Like a Prayer, Only Snazzier!
Album #8 : Madonna — Like a Prayer
To be honest, it was quite difficult to choose which Madonna album I wanted for this list. I knew I wanted to include her because she is undisputedly the Queen of Pop. Because she has simply always been around, it is easy to forget just what Madonna has achieved. In case her credentials were ever in doubt, here’s a reminder: she is the best-selling female recording artist of all time, holds the record for the most number one singles by a female artist in Australia, Canada, Italy, Spain and the UK and is the highest-grossing solo touring artist of all time. She also starred alongside Ali G in one of her music videos, which was good.
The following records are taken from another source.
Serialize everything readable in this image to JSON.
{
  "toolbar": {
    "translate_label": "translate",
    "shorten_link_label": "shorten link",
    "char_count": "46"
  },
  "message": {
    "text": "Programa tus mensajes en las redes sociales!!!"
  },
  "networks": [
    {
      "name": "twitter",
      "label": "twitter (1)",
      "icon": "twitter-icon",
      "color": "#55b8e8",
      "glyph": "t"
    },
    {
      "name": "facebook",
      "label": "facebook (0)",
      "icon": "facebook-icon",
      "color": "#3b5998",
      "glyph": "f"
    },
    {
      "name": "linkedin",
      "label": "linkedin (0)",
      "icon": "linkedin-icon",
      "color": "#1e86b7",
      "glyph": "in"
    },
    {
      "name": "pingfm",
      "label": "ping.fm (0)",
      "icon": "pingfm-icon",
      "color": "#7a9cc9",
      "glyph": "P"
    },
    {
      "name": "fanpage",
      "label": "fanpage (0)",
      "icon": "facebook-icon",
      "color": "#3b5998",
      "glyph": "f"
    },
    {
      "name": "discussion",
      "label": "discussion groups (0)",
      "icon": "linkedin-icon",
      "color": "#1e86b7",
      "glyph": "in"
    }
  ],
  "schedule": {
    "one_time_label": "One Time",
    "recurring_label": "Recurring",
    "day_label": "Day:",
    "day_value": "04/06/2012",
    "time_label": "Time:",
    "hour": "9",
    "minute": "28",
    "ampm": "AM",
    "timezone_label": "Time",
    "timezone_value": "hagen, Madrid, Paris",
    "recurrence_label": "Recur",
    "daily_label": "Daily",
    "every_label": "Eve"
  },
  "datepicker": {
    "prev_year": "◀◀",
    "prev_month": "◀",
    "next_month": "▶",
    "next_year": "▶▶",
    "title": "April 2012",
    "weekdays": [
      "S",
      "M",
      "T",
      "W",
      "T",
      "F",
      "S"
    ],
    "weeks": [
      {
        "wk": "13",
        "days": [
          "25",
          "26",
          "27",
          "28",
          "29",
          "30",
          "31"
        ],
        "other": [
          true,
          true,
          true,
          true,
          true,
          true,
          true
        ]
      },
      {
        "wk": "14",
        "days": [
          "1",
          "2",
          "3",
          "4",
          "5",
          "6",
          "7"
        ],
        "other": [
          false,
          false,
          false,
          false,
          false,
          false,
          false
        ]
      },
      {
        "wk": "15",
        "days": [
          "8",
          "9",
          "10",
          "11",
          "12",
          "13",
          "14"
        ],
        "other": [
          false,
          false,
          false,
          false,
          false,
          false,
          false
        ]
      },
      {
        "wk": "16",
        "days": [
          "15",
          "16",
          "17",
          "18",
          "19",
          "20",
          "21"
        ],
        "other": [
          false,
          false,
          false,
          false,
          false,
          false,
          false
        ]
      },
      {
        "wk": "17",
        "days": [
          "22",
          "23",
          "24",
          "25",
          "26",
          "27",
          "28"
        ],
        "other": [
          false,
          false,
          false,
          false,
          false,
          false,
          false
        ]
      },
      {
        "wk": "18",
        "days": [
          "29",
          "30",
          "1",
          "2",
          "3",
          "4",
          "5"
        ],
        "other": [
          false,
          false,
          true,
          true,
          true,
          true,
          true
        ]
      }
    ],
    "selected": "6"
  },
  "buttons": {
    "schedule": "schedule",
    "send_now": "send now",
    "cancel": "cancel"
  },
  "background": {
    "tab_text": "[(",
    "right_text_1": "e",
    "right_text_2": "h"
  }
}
So, clearly Madonna is an icon. But she is much more of a singles artist than a producer of high-concept albums. This album cements that — Like a Prayer and Express Yourself (which, fun fact, was released on the day I was born) are absolutely great but they set a pace that the rest of the album can’t keep up with. There are lots of reviews out there that say this is a ‘coming-of-age’ record but, honestly, after the two singles there’s very little that sets it apart from any other pop record. Apart from maybe the unbelievably annoying voiceover at the end of Act of Contrition.
One of the most interesting things about this album was the reaction to it. Specifically that of the Vatican, who went out of their way to condemn the video for Like a Prayer. Which is a shame, really, because it suggests that before it was condemned some cardinals and bishops were bopping along to Prince-produced pop and afterwards they were deprived of that entertainment.
It’s also a shame because I think Madonna and the Catholic church could probably learn quite a lot from each other. For Madonna’s part, a taste of the grace and decorum that the church employs wouldn’t go a miss (see, again, Act of Contrition).
For the church’s part, they could learn from Madonna’s showmanship. As an example, I remember being in church at about age 7, I wasn’t showing much interest and my mum leant over to me and said, “pay attention, the priest is going to turn the stuff on the table into Jesus.”
To be fair to 7-year-old me, in terms of entertainment Catholic mass is hardly laugh-a-minute. Nowadays I think of mass as more of a time of quiet contemplative reflection but that is quite a hard concept to explain to someone in primary school. However, once I knew about the magic… Well, that piqued my interest…
So, I thought, how is the priest going to do this? Does he have something up his massive sleeves, maybe? They’re big, sure, but not that big… Clearly, he was going to need some help. And he got it in the form of two assistants. Admittedly, Barbara and Dorothy from down the road were no longer that glamorous, and Barbara wouldn’t be able to do the contortion act anymore on account of her arthritis, but they would do for this job. Maybe it was one last show, the reunion gig — get the old band back together and sing the hits one last time.
Imagine my 7-year-old disappointment then when there was no great puff of smoke, no lasers and no pyrotechnics… Just people getting up to receive communion. And to make things worse, I wasn’t even allowed it yet. I was outraged. But I was also 7, so got over it pretty quickly.
Obviously, I have since made my First Communion (and had all the important lessons that go along with that), so I now understand the concept of transubstantiation and the importance it holds to the Catholic church. Still, a bit of razzmatazz never hurt anyone.
I had forgotten this until recently, but prior to your First Communion you also make your First Confession. I can’t remember if I suggested the church adopt an approach to ‘be more like Madonna,’ but I am pretty sure I didn’t for fear of banishment. Excommunication is also a difficult concept to explain to someone in primary school…
Thanks for reading — over the course of 2021, I’ll be reviewing 50(ish) of the greatest albums ever recorded. You can see the list here.